For those short on time, refer to our review of Wanted. It%26rsquo;s the same kind of game %26ndash; short and bittersweet, poorly made but confident, filled with ideas but none of them strong enough to carry the game.
Wet is as dumb as it always promised to be %26ndash; fourteen stages of constant blasting with the occasional platforming interlude. There%26rsquo;s blasting in corridors, blasting on the roofs of cars, blasting in arenas where you have to shut down the enemy%26rsquo;s spawnpoints, and blasting with the screen painted red; there%26rsquo;s blasting with pistols, shotguns, machine guns, and crossbows; and there%26rsquo;s blasting in boxy locations in San Francisco, Hong Kong, London, and The Sky.
Once upon a time Max Payne doled out its slow-mo in miserly bursts but Rubi has an infinite supply of Bullet Time. Every time your feet leave the ground or knees skid the concrete everything crashes into slow-mo. Cannon-fodder enemies flood into boxy arenas and hurl themselves in front of Rubi%26rsquo;s guns; it%26rsquo;s Stranglehold with The Club%26rsquo;s scoring system and Prince of Persia%26rsquo;s wall-running, and with unlimited slow-mo every shootout is rammed with the cheapest thrills imaginable.
It%26rsquo;s brutally simplistic in every possible way but it%26rsquo;s simplistic by design. Wet makes for a moronic four hours of mirth but it knows exactly what it is and what it wants to be %26ndash; within its own limited template it%26rsquo;s a success. Rubi animates beautifully as she slides along every surface and dives through the air to bring her pistols to bear on the legions. Its story is pulpy nonsense and its music is rammed with twangy guitars and screaming nutcases.
It has a sense of bravado lifted from 70s cinema. Old drive-in intermission ads bookend levels while a scratchy grain filter and jumpy camera follow the action. Game designers owe a debt to Rodriguez and Tarantino for their revival of Grindhouse cinema because the scratchy grain filter thrown atop games like Wet and the Wii%26rsquo;s House of the Dead: Overkill hide every sin. Once you embrace the Grindhouse philosophy you have an excuse for everything you did badly. No cohesion between locations? Idiotic story? Laughable acting? Legions of cloned enemies, each with the same guns, clothes, and even faces? It%26rsquo;s not crap, it%26rsquo;s Grindhouse. Try that trick with that report your boss is after and see how far it gets you.

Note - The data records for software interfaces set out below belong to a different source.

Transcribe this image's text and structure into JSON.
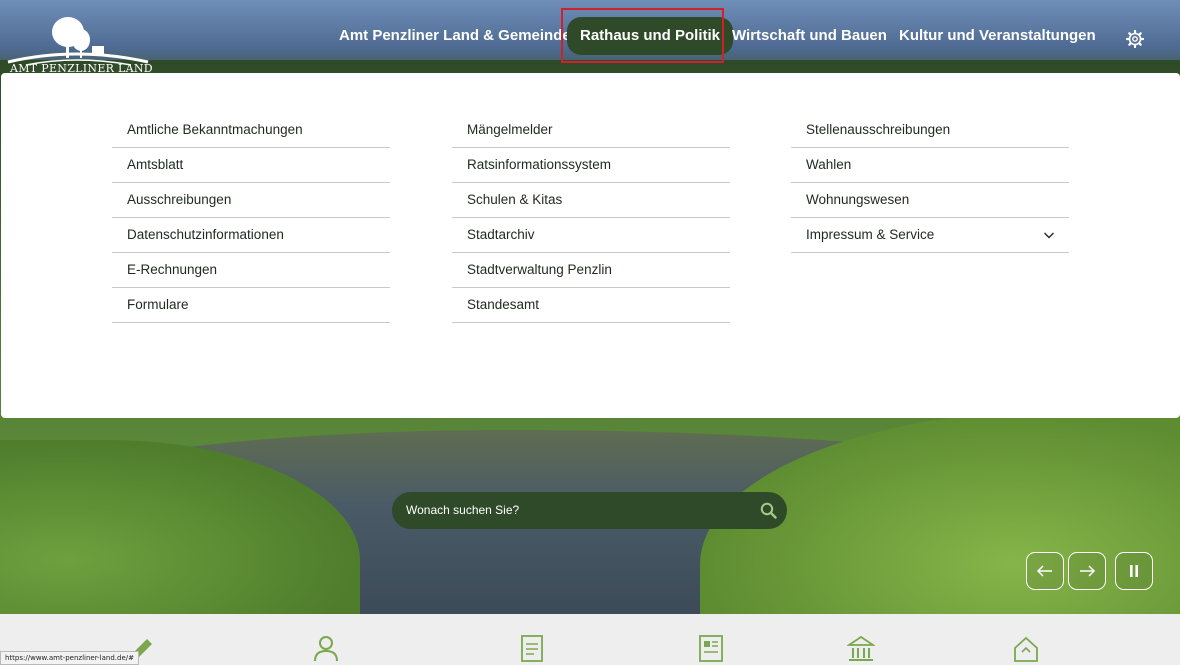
{
  "header": {
    "logo_text": "AMT PENZLINER LAND",
    "nav": [
      {
        "label": "Amt Penzliner Land & Gemeinden"
      },
      {
        "label": "Rathaus und Politik",
        "active": true
      },
      {
        "label": "Wirtschaft und Bauen"
      },
      {
        "label": "Kultur und Veranstaltungen"
      }
    ],
    "settings_icon": "gear-icon"
  },
  "mega_menu": {
    "columns": [
      [
        "Amtliche Bekanntmachungen",
        "Amtsblatt",
        "Ausschreibungen",
        "Datenschutzinformationen",
        "E-Rechnungen",
        "Formulare"
      ],
      [
        "Mängelmelder",
        "Ratsinformationssystem",
        "Schulen & Kitas",
        "Stadtarchiv",
        "Stadtverwaltung Penzlin",
        "Standesamt"
      ],
      [
        "Stellenausschreibungen",
        "Wahlen",
        "Wohnungswesen",
        "Impressum & Service"
      ]
    ]
  },
  "search": {
    "placeholder": "Wonach suchen Sie?",
    "icon": "search-icon"
  },
  "slider_controls": {
    "prev_icon": "arrow-left-icon",
    "next_icon": "arrow-right-icon",
    "pause_icon": "pause-icon"
  },
  "bottom_icons": [
    "pencil-icon",
    "person-icon",
    "document-icon",
    "newspaper-icon",
    "townhall-icon",
    "house-icon"
  ],
  "status_bar": {
    "url": "https://www.amt-penzliner-land.de/#"
  },
  "colors": {
    "brand_green": "#2f4a28",
    "highlight_red": "#d0202a",
    "menu_bg": "#ffffff",
    "bottom_bar": "#eeeeee"
  }
}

You can%26rsquo;t help but admire Wet%26rsquo;s balls, as stinky as they may be. Like Wanted you feel like an unstoppable bullet-spewing superhuman and for just a few brief hours you%26rsquo;ll laugh your way through ham-fisted levels, instant-death set pieces, and bad guys built solely for the purpose of being shot.
Wet isn%26rsquo;t a bad game because its designers failed at what they wanted to do; it%26rsquo;s a bad game because those designers made precisely the game they had always planned to make. It%26rsquo;s built to be basic and its limitations are built into the game at its very core. The thrills are as cheap as Happy Shopper cola but they%26rsquo;re still undeniably thrills.
In February Wet would be a rock-solid rental, in May it%26rsquo;s a pre-owned bargain, but one week before ODST and one month after Batman, it%26rsquo;s another Wanted-style cheeseburger in a world of filet mignon.
Sep 15, 2009